Please note: the use of CBD for medical or recreational purposes may be illegal in your country.
Ever since the 2018 legalization of cannabis in certain parts of the U.S., the CBD industry has been growing as fast as it can manage. It could be growing faster, though; key regulations have been slow to materialize, sometimes because of the time it takes to conduct research, sometimes because of bureaucracy.
In the case of the FDA’s long-anticipated CBD enforcement policy, it was a bit of both; the FDA spent more than a year reviewing CBD and various other cannabinoids before it submitted the policy for approval. Once they’d sent the Cannabidiol Enforcement Policy Draft Guidance for Industry to the White House Office of Management and Budget (OMB) for review, they waited for six months, only to withdraw it on January 21st.

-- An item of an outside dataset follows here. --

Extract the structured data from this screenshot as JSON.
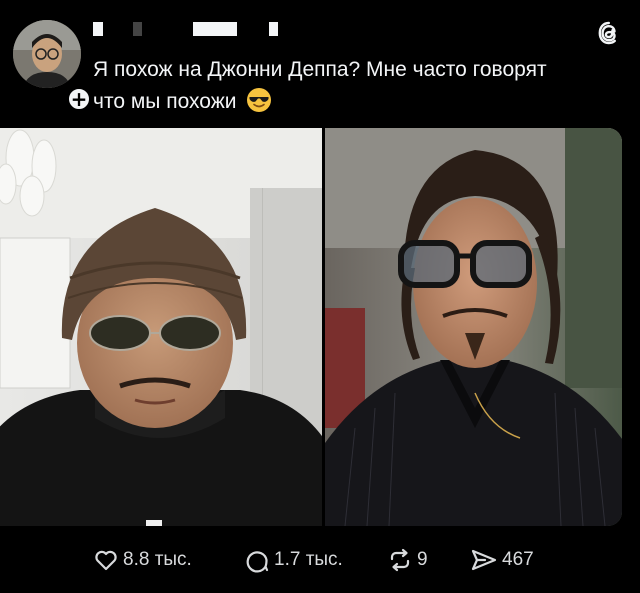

Isn’t this an important set of regulations for the CBD industry?
On the scale of importance, this policy is pretty high up there; its absence is one of the main barriers keeping pharmaceutical companies from taking advantage of CBD’s legality.
The FDA didn’t withdraw the document because something was wrong with the it; rather, it was just a case of dumb luck. January 21st happened to be the day after President Biden was inaugurated, and it’s typical for new presidential administrations to do some spring cleaning where pending regulations are concerned. This is because of how the White House OMB works – its function is to make sure that all the policies coming from federal agencies are in line with the current president’s goals for the country. With this in mind, the FDA drafted a policy that would be approved by the OMB under the Trump administration. Once Biden took office, however, the pending regulations were all withdrawn because they had been written during the previous administration.
The FDA hasn’t released any details about the contents of their CBD regulations, and according to CBD retailer Premium CBD Supply, nobody can say for sure how they’ll affect the CBD industry once they’re published. There’s no telling how close the OMB was to approving the FDA’s regulations, but under the Trump administration, they did organize meetings with industry leaders like General Nutrition Centers, a retailer that wants to expand their CBD-related offerings, and GW Pharmaceuticals.
Now that the FDA’s policy has been withdrawn, the CBD industry is treating it as a fairly serious setback. After all, the FDA has already taken this long to get the first draft out – how long before the second draft is finished and re-submitted to the OMB? After that, there’ll be more waiting for the OMB to review and approve the document. Fortunately, once these two hurdles are cleared, the regulations will likely be announced to the public within weeks. The FDA hasn’t given a timeline for when they might submit a second CBD enforcement policy, but given the amount of industry pressure for regulations, maybe it won’t take as long as last time.
It isn’t just the pharmaceutical industry that wants to ramp up production of CBD-derived products – the dietary supplement industry stands to benefit too. The recently withdrawn CBD enforcement policy doesn’t apply to the supplement industry, but it will probably end up being a guiding force for future policies for the manufacture and sale of CBD products.
The new year hasn’t been all bad news for the CBD industry, though.
Just a week before Biden assumed office, the USDA announced new regulations for hemp farmers. There had already been interim regulations in place since 2019, but farmers weren’t happy at all about certain aspects of the rules. The main sticking point was the way they were required to destroy any part of the hemp crop that contained more than 0.3% THC. Since anything above this limit is considered a Schedule 1 Substance, the USDA’s interim rules required all farmers to get either law enforcement or DEA agents to cart the illegal plant material away and destroy it. Not only was this a hassle, but it was costing them an average of $200 an acre.
As the USDA was formulating the official regulations, they got feedback from farmers all over the U.S. on what should be different; as a result, hemp farmers are now allowed to dispose of high-THC plants on their own farms, using any method that would make it unusable for anything besides soil enrichment. Acceptable methods include:
- Burying under the ground
- Tilling, disking, or plowing into the dirt
- Composting, mulching, bush-mowing, or chopping to make fertilizer
These methods are a part of traditional agriculture’s way of getting rid of unwanted plant material, so there’s very little burden on the farmers. They already have to dispose of hemp that’s stunted, diseased, or destroyed by pests or bad weather, so this is just a normal part of the process. Best of all, the cost has gone down to just $14.25 an acre. To make sure that everything is correct and above-board, hemp farmers keep records of the high-THC hemp they destroy; these records go to both state and federal authorities.
The CBD industry is doing its best to flourish, even with policy-related setbacks. Large sections of commerce are being held back for lack of regulation, but even so, the industry is still finding a way to grow every single day.